Title

Me, Myself, and I: The Impact of Metacognitive Strategies on Student Locus of Control and Critical Thinking Skills

Document Type

Oral Presentation

Campus where you would like to present

Ellensburg

Event Website

https://digitalcommons.cwu.edu/source

Start Date

18-5-2020

Abstract

Just 60% of students graduate from 4-year colleges and universities in 6 years or less. Two skills possessed by university students who do graduate on time are high critical thinking skills and an internal locus of control. These two skills can be improved through metacognitive techniques. This study examines if increasing metacognitive practices in an undergraduate biology class will shift students’ academic locus of control and critical thinking skills within an academic quarter. This quasi-experimental study compared two groups of CWU Biology 101 lab students; one group received increased metacognitive questions in their lab handouts and the other group was taught with standard lab handouts. Participants in each group completed an Academic Locus of Control Scale and California Critical Thinking Skills Test at the beginning and end of the quarter to determine changes in those areas.
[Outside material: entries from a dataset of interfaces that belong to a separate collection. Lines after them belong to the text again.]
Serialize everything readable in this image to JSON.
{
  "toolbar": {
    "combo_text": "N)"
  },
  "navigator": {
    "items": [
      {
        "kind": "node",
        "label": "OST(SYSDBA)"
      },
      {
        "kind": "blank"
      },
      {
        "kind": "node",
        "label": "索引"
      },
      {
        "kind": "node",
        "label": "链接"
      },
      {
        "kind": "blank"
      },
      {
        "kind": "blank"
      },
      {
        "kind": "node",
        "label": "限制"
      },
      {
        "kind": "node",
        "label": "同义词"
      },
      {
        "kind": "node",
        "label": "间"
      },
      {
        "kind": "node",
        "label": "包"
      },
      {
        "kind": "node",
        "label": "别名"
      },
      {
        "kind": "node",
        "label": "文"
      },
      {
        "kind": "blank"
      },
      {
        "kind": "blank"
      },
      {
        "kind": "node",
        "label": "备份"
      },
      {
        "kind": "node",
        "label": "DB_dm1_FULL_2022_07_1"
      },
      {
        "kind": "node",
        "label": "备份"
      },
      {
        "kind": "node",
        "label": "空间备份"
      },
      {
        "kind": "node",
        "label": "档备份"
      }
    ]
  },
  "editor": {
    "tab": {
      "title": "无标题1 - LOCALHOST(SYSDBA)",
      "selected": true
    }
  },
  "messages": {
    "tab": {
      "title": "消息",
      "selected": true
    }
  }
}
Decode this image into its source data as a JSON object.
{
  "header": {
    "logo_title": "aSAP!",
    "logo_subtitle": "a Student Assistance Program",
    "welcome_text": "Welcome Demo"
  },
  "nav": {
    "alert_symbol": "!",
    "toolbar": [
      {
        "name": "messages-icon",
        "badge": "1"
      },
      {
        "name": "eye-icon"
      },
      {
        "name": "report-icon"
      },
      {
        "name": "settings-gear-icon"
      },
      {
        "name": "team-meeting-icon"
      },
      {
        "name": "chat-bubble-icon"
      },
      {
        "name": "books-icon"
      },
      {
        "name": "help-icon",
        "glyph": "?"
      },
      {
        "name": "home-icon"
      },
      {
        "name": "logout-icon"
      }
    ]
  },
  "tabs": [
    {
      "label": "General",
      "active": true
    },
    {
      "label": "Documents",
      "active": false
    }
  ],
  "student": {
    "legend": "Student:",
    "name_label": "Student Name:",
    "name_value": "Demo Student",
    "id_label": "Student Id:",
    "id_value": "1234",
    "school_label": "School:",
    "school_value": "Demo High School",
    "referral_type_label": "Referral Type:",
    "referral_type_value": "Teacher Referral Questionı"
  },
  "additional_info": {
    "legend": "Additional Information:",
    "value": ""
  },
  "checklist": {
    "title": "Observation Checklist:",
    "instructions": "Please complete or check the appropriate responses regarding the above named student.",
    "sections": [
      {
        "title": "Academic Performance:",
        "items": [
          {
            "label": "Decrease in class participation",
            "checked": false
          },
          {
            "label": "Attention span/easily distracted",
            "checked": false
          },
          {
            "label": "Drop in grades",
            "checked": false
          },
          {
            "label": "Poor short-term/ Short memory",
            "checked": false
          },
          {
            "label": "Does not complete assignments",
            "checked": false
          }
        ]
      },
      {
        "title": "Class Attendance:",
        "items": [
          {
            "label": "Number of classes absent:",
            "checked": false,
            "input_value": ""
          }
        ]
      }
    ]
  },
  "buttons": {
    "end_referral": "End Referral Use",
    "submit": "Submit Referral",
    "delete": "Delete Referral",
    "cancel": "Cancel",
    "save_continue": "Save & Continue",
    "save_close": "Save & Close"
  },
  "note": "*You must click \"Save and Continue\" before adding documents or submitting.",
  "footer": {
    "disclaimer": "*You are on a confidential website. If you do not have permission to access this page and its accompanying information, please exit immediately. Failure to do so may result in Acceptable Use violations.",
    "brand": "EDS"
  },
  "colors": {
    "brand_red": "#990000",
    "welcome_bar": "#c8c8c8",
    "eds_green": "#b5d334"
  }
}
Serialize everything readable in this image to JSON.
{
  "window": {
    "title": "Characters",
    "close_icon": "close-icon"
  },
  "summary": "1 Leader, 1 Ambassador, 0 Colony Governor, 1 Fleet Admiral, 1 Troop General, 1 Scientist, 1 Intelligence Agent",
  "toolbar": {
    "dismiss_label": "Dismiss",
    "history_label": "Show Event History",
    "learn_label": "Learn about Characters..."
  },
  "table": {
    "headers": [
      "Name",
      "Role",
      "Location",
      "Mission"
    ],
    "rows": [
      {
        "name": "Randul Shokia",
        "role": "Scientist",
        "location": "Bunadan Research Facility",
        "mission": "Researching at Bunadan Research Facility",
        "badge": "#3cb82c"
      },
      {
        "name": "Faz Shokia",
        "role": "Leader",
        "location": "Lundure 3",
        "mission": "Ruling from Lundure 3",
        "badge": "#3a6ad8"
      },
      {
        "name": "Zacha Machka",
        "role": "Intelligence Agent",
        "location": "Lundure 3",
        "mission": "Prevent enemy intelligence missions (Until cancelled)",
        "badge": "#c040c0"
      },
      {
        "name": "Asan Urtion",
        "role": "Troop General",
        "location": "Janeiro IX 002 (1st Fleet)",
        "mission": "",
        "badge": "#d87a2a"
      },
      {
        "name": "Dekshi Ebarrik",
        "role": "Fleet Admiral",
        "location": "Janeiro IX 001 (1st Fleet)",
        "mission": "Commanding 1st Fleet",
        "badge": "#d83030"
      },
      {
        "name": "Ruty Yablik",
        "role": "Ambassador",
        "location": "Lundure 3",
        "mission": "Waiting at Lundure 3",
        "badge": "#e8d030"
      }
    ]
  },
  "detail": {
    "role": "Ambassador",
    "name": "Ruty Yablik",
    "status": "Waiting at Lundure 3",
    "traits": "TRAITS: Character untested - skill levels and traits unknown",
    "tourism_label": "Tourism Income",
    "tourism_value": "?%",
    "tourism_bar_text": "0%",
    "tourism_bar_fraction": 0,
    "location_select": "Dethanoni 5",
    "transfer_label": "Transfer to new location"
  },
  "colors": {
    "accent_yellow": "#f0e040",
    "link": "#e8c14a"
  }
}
Although statistically significant changes were not observed in either group overall, age and parents’ education level were found to be significant contributors to the critical thinking changes that did occur. Student work was also analyzed to determine performance on higher-order thinking skill questions in their labs. These results inform us about factors that contribute to academic achievement as well as the best methods to prepare students for their university experience.

Faculty Mentor(s)

Ian Quitadamo, Jennifer Dechaine, and Ralf Greenwald

Department/Program

Biological Sciences

This document is currently not available here.

Share

COinS
 
May 18th, 12:00 PM

Me, Myself, and I: The Impact of Metacognitive Strategies on Student Locus of Control and Critical Thinking Skills

Ellensburg

Just 60% of students graduate from 4-year colleges and universities in 6 years or less. Two skills possessed by university students who do graduate on time are high critical thinking skills and an internal locus of control. These two skills can be improved through metacognitive techniques. This study examines if increasing metacognitive practices in an undergraduate biology class will shift students’ academic locus of control and critical thinking skills within an academic quarter. This quasi-experimental study compared two groups of CWU Biology 101 lab students; one group received increased metacognitive questions in their lab handouts and the other group was taught with standard lab handouts. Participants in each group completed an Academic Locus of Control Scale and California Critical Thinking Skills Test at the beginning and end of the quarter to determine changes in those areas. Although statistically significant changes were not observed in either group overall, age and parents’ education level were found to be significant contributors to the critical thinking changes that did occur. Student work was also analyzed to determine performance on higher-order thinking skill questions in their labs. These results inform us about factors that contribute to academic achievement as well as the best methods to prepare students for their university experience.

https://digitalcommons.cwu.edu/source/2020/COTS/13